## Description of the task
Using the records underneath, tally the lines where the word "JSON" appears and please give only the count.

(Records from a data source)
===============
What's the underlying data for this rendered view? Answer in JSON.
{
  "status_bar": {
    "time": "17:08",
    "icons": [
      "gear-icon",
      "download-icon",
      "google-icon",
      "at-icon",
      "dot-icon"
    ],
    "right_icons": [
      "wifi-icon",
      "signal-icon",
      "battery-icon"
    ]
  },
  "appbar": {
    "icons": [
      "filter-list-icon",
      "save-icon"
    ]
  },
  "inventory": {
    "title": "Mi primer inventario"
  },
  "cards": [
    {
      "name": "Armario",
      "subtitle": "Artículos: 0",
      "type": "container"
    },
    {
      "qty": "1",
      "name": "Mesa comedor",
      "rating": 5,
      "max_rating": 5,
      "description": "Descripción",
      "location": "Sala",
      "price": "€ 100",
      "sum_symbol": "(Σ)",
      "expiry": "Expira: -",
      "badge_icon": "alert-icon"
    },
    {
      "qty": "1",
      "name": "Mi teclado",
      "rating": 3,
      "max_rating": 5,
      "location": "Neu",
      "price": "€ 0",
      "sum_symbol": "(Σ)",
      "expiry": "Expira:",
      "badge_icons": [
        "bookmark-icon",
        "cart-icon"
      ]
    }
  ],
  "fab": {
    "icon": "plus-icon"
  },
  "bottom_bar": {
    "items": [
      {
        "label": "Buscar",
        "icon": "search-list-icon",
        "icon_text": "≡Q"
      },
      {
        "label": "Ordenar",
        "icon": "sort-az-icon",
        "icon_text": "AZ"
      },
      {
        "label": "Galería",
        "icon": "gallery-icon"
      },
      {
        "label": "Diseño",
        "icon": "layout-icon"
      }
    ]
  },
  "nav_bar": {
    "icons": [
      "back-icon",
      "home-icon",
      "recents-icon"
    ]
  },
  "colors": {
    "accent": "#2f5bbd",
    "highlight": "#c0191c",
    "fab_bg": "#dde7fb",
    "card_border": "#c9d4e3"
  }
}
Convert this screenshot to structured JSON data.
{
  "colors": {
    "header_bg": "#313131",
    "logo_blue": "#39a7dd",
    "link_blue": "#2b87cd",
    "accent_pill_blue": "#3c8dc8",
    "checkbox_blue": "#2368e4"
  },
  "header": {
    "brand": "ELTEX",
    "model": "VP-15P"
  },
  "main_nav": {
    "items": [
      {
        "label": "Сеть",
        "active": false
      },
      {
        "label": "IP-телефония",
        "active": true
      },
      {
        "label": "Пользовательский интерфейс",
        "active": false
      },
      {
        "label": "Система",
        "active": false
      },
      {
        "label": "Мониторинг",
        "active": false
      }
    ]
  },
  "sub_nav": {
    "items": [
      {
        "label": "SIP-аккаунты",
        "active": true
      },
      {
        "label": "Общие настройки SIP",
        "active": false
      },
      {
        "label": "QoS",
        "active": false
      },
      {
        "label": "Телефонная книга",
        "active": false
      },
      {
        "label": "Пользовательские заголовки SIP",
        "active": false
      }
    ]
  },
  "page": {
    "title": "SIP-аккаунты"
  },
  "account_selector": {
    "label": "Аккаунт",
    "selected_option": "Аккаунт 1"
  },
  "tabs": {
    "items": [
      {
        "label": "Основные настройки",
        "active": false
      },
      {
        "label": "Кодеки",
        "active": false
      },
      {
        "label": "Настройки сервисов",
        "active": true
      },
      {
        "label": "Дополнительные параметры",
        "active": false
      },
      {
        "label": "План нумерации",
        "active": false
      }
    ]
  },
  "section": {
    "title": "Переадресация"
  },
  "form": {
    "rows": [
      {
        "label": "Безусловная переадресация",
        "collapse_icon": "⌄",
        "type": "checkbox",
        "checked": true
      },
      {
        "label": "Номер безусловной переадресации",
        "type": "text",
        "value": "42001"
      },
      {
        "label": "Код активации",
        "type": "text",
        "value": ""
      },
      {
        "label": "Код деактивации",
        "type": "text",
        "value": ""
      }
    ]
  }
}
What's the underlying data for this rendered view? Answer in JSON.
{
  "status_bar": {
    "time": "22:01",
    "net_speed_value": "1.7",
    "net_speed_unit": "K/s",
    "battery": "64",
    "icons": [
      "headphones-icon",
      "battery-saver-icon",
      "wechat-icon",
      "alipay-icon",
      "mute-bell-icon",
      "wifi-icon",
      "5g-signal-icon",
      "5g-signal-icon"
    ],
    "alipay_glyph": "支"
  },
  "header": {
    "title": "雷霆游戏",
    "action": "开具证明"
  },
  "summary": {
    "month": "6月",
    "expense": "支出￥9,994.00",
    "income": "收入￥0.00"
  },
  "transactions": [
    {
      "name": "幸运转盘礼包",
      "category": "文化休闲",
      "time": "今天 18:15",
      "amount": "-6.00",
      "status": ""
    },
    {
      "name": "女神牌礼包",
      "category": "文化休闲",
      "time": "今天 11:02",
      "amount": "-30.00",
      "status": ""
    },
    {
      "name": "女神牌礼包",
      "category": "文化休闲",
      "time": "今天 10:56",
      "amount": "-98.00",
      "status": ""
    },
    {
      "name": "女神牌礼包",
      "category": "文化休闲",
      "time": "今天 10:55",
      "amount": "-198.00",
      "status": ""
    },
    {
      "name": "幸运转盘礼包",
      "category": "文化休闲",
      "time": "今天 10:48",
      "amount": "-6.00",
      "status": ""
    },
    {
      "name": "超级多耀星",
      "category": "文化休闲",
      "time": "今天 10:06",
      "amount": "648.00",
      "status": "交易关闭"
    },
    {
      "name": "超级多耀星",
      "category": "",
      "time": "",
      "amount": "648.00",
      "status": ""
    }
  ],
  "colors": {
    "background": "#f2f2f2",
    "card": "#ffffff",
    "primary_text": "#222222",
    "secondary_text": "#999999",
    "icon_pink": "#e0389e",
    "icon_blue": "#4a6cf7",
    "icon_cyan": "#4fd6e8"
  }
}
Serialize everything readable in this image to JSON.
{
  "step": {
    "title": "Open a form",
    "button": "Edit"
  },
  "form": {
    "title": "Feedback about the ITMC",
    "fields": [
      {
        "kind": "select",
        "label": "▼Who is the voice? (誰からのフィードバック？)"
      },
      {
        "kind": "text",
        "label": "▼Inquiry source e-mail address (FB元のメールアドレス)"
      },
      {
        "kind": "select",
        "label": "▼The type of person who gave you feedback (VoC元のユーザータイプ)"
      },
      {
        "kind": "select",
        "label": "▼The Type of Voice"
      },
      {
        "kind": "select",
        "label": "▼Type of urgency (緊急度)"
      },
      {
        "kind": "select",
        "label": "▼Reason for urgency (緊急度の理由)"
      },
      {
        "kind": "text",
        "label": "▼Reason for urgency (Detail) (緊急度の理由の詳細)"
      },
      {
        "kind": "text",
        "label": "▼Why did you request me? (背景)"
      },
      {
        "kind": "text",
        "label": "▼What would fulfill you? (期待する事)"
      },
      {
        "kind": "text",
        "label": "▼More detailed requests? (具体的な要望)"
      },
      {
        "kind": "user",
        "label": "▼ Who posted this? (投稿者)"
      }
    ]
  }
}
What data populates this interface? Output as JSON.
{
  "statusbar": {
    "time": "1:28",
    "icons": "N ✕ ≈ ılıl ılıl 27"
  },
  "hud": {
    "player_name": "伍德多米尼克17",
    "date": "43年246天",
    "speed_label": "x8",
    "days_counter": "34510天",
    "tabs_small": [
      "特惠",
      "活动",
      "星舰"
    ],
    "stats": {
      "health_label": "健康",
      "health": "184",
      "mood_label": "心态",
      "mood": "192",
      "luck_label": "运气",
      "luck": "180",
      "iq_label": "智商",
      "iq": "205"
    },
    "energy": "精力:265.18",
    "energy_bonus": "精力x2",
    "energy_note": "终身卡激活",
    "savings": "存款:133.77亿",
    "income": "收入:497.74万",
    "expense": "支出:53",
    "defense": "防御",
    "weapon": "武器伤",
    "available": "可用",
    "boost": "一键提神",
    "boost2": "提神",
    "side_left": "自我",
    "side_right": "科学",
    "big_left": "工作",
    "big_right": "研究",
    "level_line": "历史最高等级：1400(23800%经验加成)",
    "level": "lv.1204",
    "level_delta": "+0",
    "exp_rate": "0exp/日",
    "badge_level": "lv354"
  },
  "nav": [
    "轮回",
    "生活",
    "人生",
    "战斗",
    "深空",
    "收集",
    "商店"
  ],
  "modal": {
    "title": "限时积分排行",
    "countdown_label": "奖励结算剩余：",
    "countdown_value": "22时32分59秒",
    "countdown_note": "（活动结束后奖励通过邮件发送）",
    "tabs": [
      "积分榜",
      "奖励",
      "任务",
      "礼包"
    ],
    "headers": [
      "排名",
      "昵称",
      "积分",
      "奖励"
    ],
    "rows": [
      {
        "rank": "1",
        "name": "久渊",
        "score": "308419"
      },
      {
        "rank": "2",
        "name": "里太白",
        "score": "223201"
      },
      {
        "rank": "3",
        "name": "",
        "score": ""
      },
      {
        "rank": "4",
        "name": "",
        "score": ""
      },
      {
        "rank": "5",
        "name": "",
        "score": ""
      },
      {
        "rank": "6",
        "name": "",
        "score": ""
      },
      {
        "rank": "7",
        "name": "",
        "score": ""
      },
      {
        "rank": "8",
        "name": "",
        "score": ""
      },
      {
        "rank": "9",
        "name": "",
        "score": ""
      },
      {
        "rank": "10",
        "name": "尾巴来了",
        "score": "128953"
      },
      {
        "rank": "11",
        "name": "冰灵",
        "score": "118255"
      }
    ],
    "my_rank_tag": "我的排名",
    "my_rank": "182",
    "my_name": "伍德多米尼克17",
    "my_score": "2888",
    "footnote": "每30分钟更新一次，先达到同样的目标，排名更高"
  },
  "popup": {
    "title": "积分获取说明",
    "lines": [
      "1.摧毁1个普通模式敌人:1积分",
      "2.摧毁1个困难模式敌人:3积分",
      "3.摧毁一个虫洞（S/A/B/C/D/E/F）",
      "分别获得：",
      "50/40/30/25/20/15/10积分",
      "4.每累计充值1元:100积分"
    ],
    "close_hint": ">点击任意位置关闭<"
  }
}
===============
## Answer to the exercise
5